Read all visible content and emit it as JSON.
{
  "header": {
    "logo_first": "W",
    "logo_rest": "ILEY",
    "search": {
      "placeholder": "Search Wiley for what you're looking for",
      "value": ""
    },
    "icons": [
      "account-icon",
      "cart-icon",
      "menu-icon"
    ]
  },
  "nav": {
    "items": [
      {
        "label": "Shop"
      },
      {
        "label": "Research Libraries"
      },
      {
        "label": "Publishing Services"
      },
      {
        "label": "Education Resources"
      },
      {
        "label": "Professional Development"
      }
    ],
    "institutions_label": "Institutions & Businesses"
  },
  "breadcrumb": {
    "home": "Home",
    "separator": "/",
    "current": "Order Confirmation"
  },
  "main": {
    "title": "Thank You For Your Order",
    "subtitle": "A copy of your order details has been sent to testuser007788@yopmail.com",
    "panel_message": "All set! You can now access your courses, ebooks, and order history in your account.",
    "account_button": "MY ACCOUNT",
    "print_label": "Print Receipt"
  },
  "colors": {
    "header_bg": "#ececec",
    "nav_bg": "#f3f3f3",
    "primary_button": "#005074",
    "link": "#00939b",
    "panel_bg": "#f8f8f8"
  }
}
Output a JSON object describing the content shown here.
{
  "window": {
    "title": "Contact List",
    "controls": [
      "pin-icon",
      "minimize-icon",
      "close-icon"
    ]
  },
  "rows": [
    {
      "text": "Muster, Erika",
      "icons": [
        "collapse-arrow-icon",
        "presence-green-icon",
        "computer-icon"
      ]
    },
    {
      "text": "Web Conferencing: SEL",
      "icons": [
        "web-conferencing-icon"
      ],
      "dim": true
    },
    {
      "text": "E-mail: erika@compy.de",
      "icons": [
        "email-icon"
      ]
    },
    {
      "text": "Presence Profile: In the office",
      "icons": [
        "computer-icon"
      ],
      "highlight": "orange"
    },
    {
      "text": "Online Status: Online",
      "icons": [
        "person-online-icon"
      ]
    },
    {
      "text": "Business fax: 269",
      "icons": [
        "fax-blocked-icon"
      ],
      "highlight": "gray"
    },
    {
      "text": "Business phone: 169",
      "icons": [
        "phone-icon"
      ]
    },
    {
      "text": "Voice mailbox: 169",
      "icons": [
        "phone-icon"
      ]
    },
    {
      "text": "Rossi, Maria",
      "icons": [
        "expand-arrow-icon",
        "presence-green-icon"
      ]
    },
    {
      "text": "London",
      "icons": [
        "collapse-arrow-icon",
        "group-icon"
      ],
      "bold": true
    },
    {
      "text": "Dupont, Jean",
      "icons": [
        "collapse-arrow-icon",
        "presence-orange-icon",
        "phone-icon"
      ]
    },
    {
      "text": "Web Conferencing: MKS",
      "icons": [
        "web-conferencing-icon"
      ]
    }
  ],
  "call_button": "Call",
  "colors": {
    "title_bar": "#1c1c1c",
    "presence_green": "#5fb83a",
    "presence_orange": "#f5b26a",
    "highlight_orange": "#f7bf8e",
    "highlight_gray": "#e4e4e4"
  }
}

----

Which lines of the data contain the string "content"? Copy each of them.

Read all visible content and emit it as JSON.
Output a JSON object describing the content shown here.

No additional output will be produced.